# Probability for Drop Rates

I had a few minutes today, so I thought perhaps it was a chance to think about pumpkins.

I added pumpkins as a placeholder originally, so that my resource type had more than just herbs. But it would be nice if I introduce them as a rare resource. You’re not going to find them often when foraging in a forest, but occasionally seems plausible. So I decided that I’d make them occasionally appear when foraging – and that means its time for a post about maths and balancing.

### Simple version – average of one per hour

Firstly how many do I want? It seems like about 1 per hour is reasonable. Enough that you see them occasionally but not enough that you have tons of them.

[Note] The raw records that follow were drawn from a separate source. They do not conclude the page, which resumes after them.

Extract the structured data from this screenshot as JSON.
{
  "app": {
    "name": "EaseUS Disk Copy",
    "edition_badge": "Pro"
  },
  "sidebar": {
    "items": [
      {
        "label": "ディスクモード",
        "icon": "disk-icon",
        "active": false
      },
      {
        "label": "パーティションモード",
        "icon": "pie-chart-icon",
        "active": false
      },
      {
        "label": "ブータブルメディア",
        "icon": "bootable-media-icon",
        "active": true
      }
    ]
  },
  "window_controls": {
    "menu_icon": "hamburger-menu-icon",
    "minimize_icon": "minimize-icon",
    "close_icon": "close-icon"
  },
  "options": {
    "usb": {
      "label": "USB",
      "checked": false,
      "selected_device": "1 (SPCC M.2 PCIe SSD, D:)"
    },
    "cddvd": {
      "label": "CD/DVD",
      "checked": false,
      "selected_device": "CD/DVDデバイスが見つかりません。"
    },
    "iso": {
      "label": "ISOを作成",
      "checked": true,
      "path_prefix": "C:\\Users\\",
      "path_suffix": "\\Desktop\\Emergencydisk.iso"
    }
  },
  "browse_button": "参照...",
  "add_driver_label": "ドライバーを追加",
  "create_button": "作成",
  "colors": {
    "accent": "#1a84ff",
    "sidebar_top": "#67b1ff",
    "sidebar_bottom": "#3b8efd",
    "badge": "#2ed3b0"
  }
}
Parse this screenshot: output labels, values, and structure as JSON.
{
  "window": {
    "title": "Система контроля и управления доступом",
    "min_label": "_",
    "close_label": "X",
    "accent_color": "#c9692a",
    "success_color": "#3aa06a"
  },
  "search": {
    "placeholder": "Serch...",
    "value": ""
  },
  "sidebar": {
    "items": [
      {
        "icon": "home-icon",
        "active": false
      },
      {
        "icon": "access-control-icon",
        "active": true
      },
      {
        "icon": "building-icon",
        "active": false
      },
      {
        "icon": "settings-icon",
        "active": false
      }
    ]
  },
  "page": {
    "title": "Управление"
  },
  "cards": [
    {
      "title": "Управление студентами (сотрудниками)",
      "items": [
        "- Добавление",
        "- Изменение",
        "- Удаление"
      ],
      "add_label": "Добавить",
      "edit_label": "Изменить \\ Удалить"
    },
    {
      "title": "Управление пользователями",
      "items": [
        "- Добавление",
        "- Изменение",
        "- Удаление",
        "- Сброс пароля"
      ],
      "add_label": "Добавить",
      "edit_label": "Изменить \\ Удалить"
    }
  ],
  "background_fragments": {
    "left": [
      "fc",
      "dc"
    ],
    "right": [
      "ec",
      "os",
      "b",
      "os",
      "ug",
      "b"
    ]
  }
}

Next, how many chances do I have in that hour? Every hour has 60 minutes * 60 seconds * 5 cycles per second  = 18000 cycles per hour; but forage takes 20 cycles. So we have 900 forage actions per hour.

But each forage gives you 20 items, so we’re back to 18000 foraged items per hour.

To get one per hour, then we’re talking simple division: 18000 cycles per hour, so 1/18000 chance per cycle, and we’ll get approximately one per hour.

This doesn’t mean we’ll see one every hour. Some more maths: the chance of us not getting any pumpkin is 17999/18000 on a given forage roll. If we didn’t get any at all, we’d not get any pumpkins in all 18000 rolls, so we have to multiple them all together 18000 times – so we have  (17999/18000) ^ 18000 = 0.368 (approx). This means that 37% of the time we won’t see one in an hour. Perhaps that’s too rare?

### Complex version – usually get at least one every hour

So how about we try to make it so that 99% of the time we see at least pumpkin in an hour?

Then we need some proper maths. If P is the probability of getting a pumpkin, we need that (1-P) ^ 18000 = 0.01 – ie that if we multiple all the 18000 chances of not getting a pumpkin together we get 0.01 – so there’s a 1% chance that we won’t get one at all in the hour.

Now we solve for P (actually I’m gong to solve for P’ = (1-P) which is easier)

• P’ ^ 18000 = 0.01
• log both sides to remove the powers:
• ln(P’ ^ 18000) = ln(0.01)
• Use the fact that ln(x ^ y) = y ln(x)
• 18000 ln(P’) = ln(0.01)
• Divide out
• ln(P’) = ln(0.01) / 18000
• Now re-apply the exponent and apply e ^ ln(x) = x
• e ^ ln(P’) = e ^ (ln(0.01) / 18000)
• P’ = e ^ (ln(0.01) / 18000)
• And calculate (can paste that into Google!)
• P’ = 0.99974
• P = 0.00026

We can choose a nicer number and validate the maths, so if we choose 0.00025, then 0.99975 ^ 18000 = 0.0111 which is fine – just over 0.01 but not significantly.

If we multiply this by 18000 we’d get the number of pumpkins we’d actually expect to see every hour – which is 4.5. So if I use this, we’ll get 4.5 an hour, but very few hours will go by without seeing one. That feels like a reasonable number to get.

I should note that this isn’t really necessary for something like this – because we always have more time available and an hour is not a significant part of that time, the fact that you don’t see one in an hour isn’t so important. However, if this was something like opening loot boxes looking for a unique item, we can use this sort of maths to set a maximum number of boxes anyone will have to open.

### Using the numbers

In Elm we have a weighted random, so what I’m going to do is pick the main numbers to add up to 1 million, and then add a 250 on to that.

So my weights are 600000 Herbs : 250000 Flowers : 150000 Mushrooms : 250 Pumpkins

This doesn’t add up perfectly, but that doesn’t matter – taking 250 of one of the other numbers wouldn’t really make a big difference to the rest of them. The reality of the situation is that I’ll tweak these numbers anyway – say if I add another foraged resource – and it’ll change when I’ve playtested with this for a while, I’ll get a feeling for if this is too high or too low. The main aim of these calculations is to get the figures into the right order of magnitude, which can be particularly tricky when we’re looking at rare chances.